Free Youth Programs Available
Little School Head of the Day - Favorite Game
Mr. and Miss Ferrara were head for the day on --------. They shared their favorite Learning Portal Games, extablishing a new tradition and stamp for each new Head for the Day to leave with their classmates.
Emeritus Head's for the Day
Coding, Logic and Revisiting Creativity
Coding and logic activities. Creativity through process oriented computing.

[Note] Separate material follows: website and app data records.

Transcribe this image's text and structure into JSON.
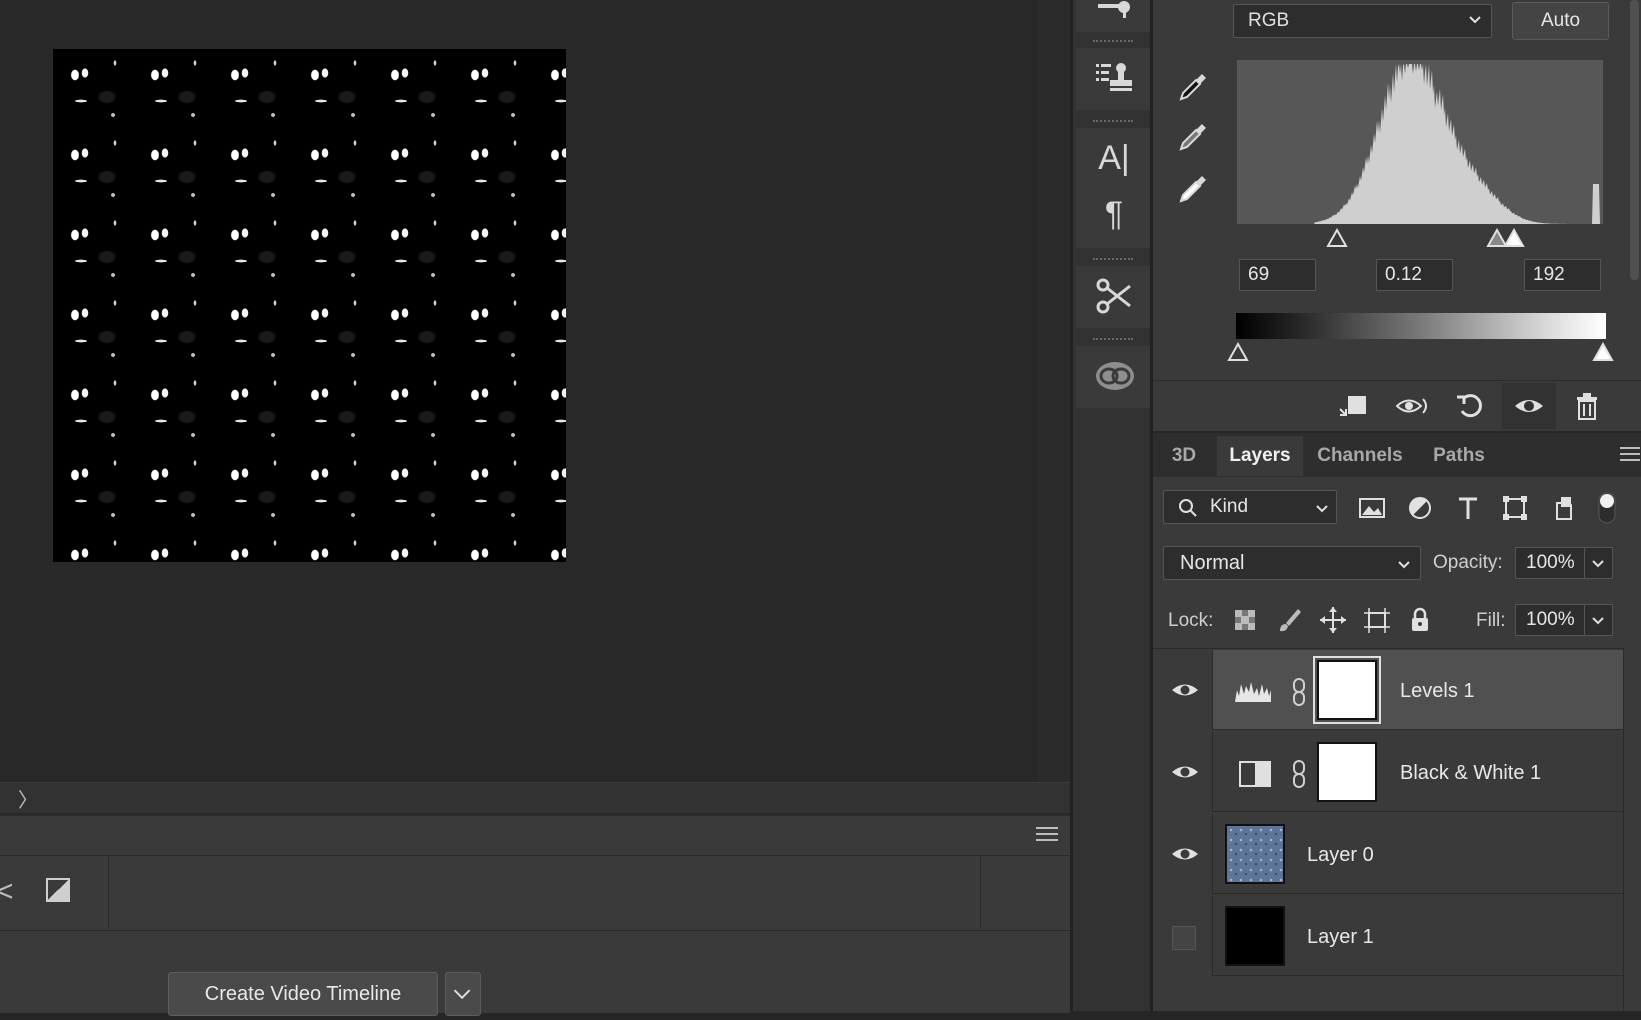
{
  "levels": {
    "channel": "RGB",
    "auto_label": "Auto",
    "input_black": "69",
    "input_mid": "0.12",
    "input_white": "192"
  },
  "tabs": [
    {
      "label": "3D"
    },
    {
      "label": "Layers"
    },
    {
      "label": "Channels"
    },
    {
      "label": "Paths"
    }
  ],
  "layers_panel": {
    "kind_filter": "Kind",
    "blend_mode": "Normal",
    "opacity_label": "Opacity:",
    "opacity_value": "100%",
    "lock_label": "Lock:",
    "fill_label": "Fill:",
    "fill_value": "100%"
  },
  "layers": [
    {
      "name": "Levels 1",
      "visible": true,
      "selected": true,
      "type": "levels-adjustment"
    },
    {
      "name": "Black & White 1",
      "visible": true,
      "selected": false,
      "type": "black-white-adjustment"
    },
    {
      "name": "Layer 0",
      "visible": true,
      "selected": false,
      "type": "pixel"
    },
    {
      "name": "Layer 1",
      "visible": false,
      "selected": false,
      "type": "pixel"
    }
  ],
  "timeline": {
    "create_button": "Create Video Timeline"
  },
  "colors": {
    "panel_bg": "#3a3a3a",
    "canvas_bg": "#282828",
    "selected_row": "#505050",
    "layer0_thumb": "#5d7598"
  }
}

These resources should be used as you see fit to encourage independent play and participation. Some children are ready for this level of engagement, and some may not be at this point in time. As a parent you are the best judge of what is an appropriate activity for play and how much time should be spent on it. Talk to your child to gauge what level of interest there is in this type of coding experience. Remember, simple logic and sequencing skills can also be developed in a variety of activities and do not always have to involve a computer to program. For example, baking a dozen wonderful, chocolatey chip cookiesfrom scratch is a great way to develop a sense of order and mathematical ability.
Summer Refresh: LS Science
Here are some ideas for summer science fun:
Visit a nature center - Many of these have special summer programs and events!
Some close to EMS
Flat Rock Brook: http://www.flatrockbrook.org/
Tenafly Nature Center: http://www.tenaflynaturecenter.org/
J.A. McFaul Environmental Center: http://www.co.bergen.nj.us/index.aspx?NID=123
Be a Naturalist at home (or at the beach or on vacation):
Encourage your student to observe, identify, count, measure, draw and/or record information about the birds, trees, shells, sticks, rocks, insects that you see wherever you are this summer. Record in a special notebook! Tape or glue stuff in!
Visit a Museum or Zoo - Many of these have special summer programs and events!
Liberty Science Center: http://lsc.org/
American Museum of Natural History: http://www.amnh.org/
Bronx Zoo (or it’s smaller zoos in other boros): http://bronxzoo.com/
NY Botanical Gardens: http://www.nybg.org/
Bergen County Zoo at Van Saun Park: http://www.co.bergen.nj.us/index.aspx?NID=437
Turtle Back Zoo: http://turtlebackzoo.com/
Bear Mountain Zoo: http://www.trailsidezoo.org/
Do some crazy designing and building:
Raid the recycling bin and build something - a bridge across a puddle, the tallest possible tower, a tree-house for fairies! Or use Legos, blocks, wood, or found natural objects. Draw and label the final product. Ask your kid about the building process: what was your biggest challenge? What did you have to change? What surprised you?
Cook and Bake:
Many of the skills involved in cooking and baking - following directions, working with ingredients, measuring, combining materials, collaborating - are also science skills!
Websites for Ideas and Learning:
Brains On Podcast. A science podcast for kids: http://www.brainson.org/
Brainpop - short videos on a HUGE variety of topics and activity suggestions: https://www.brainpop.com/
BrainpopJr - short videos and activities and games for younger students: https://jr.brainpop.com/
Ology: science Info, Activities and Idea for Kids from the Natural History Museum: http://www.amnh.org/explore/ology
Kids Health - learn more about how your body works and how to keep it healthy: https://kidshealth.org/en/kids